§ **Extracted entries**:
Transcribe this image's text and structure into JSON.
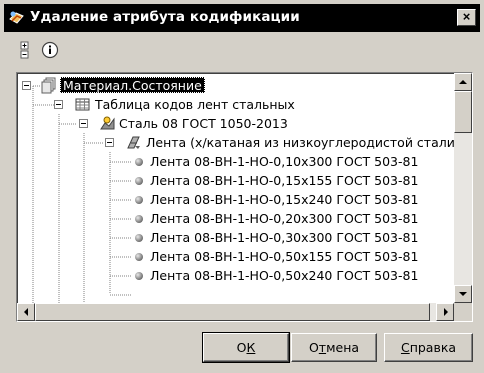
{
  "window": {
    "title": "Удаление атрибута кодификации",
    "close_glyph": "×"
  },
  "toolbar": {
    "buttons": [
      {
        "icon": "tree-expand-icon"
      },
      {
        "icon": "info-icon"
      }
    ]
  },
  "tree": {
    "root": {
      "label": "Материал.Состояние",
      "icon": "documents-icon",
      "selected": true
    },
    "table": {
      "label": "Таблица кодов лент стальных",
      "icon": "table-icon"
    },
    "steel": {
      "label": "Сталь 08 ГОСТ 1050-2013",
      "icon": "steel-icon"
    },
    "tape": {
      "label": "Лента (х/катаная из низкоуглеродистой стали)",
      "icon": "tape-icon"
    },
    "items": [
      "Лента 08-ВН-1-НО-0,10х300 ГОСТ 503-81",
      "Лента 08-ВН-1-НО-0,15х155 ГОСТ 503-81",
      "Лента 08-ВН-1-НО-0,15х240 ГОСТ 503-81",
      "Лента 08-ВН-1-НО-0,20х300 ГОСТ 503-81",
      "Лента 08-ВН-1-НО-0,30х300 ГОСТ 503-81",
      "Лента 08-ВН-1-НО-0,50х155 ГОСТ 503-81",
      "Лента 08-ВН-1-НО-0,50х240 ГОСТ 503-81"
    ]
  },
  "buttons": {
    "ok": {
      "pre": "О",
      "u": "К",
      "post": ""
    },
    "cancel": {
      "pre": "О",
      "u": "т",
      "post": "мена"
    },
    "help": {
      "pre": "",
      "u": "С",
      "post": "правка"
    }
  }
}
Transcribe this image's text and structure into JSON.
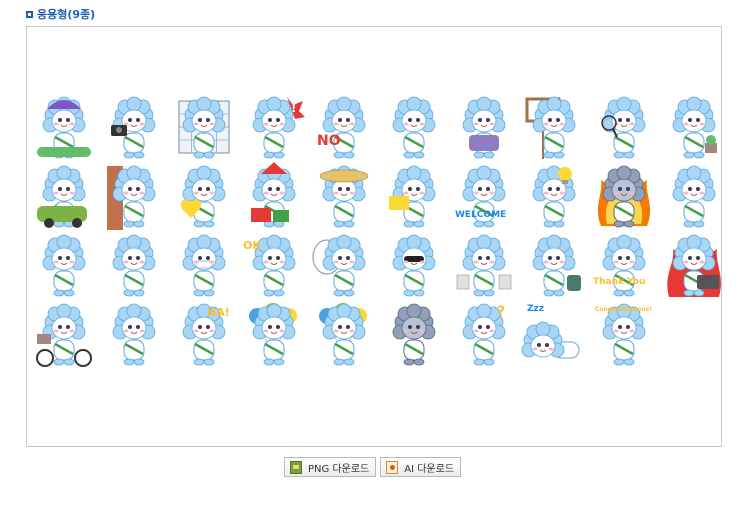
{
  "section": {
    "title": "응용형(9종)"
  },
  "stickers": [
    {
      "name": "sticker-purple-hat-picnic",
      "text": ""
    },
    {
      "name": "sticker-camera",
      "text": ""
    },
    {
      "name": "sticker-grid-window",
      "text": ""
    },
    {
      "name": "sticker-surprised",
      "text": "!"
    },
    {
      "name": "sticker-no",
      "text": "NO"
    },
    {
      "name": "sticker-cheering",
      "text": ""
    },
    {
      "name": "sticker-backpack",
      "text": ""
    },
    {
      "name": "sticker-sign-board",
      "text": ""
    },
    {
      "name": "sticker-magnifier",
      "text": ""
    },
    {
      "name": "sticker-plant",
      "text": ""
    },
    {
      "name": "sticker-green-car",
      "text": ""
    },
    {
      "name": "sticker-door-peek",
      "text": ""
    },
    {
      "name": "sticker-yellow-heart",
      "text": ""
    },
    {
      "name": "sticker-santa-gift",
      "text": ""
    },
    {
      "name": "sticker-straw-hat",
      "text": ""
    },
    {
      "name": "sticker-yellow-flag",
      "text": ""
    },
    {
      "name": "sticker-welcome",
      "text": "WELCOME"
    },
    {
      "name": "sticker-sleeping-idea",
      "text": ""
    },
    {
      "name": "sticker-fire-angry",
      "text": ""
    },
    {
      "name": "sticker-standing",
      "text": ""
    },
    {
      "name": "sticker-pointing",
      "text": ""
    },
    {
      "name": "sticker-waving",
      "text": ""
    },
    {
      "name": "sticker-face-mask",
      "text": ""
    },
    {
      "name": "sticker-ok",
      "text": "OK"
    },
    {
      "name": "sticker-speech-bubble",
      "text": ""
    },
    {
      "name": "sticker-sunglasses",
      "text": ""
    },
    {
      "name": "sticker-shopping",
      "text": ""
    },
    {
      "name": "sticker-suitcase",
      "text": ""
    },
    {
      "name": "sticker-thank-you",
      "text": "Thank You"
    },
    {
      "name": "sticker-laptop-fire",
      "text": ""
    },
    {
      "name": "sticker-bicycle",
      "text": ""
    },
    {
      "name": "sticker-blushing",
      "text": ""
    },
    {
      "name": "sticker-haha",
      "text": "HA!"
    },
    {
      "name": "sticker-balloons-1",
      "text": ""
    },
    {
      "name": "sticker-balloons-2",
      "text": ""
    },
    {
      "name": "sticker-dark-face",
      "text": ""
    },
    {
      "name": "sticker-question",
      "text": "?"
    },
    {
      "name": "sticker-sleeping",
      "text": "Zzz"
    },
    {
      "name": "sticker-congratulations",
      "text": "Congratulations!"
    }
  ],
  "buttons": {
    "png_label": "PNG 다운로드",
    "ai_label": "AI 다운로드"
  }
}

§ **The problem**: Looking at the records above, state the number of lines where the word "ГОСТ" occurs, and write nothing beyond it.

§ **Task solution**: 8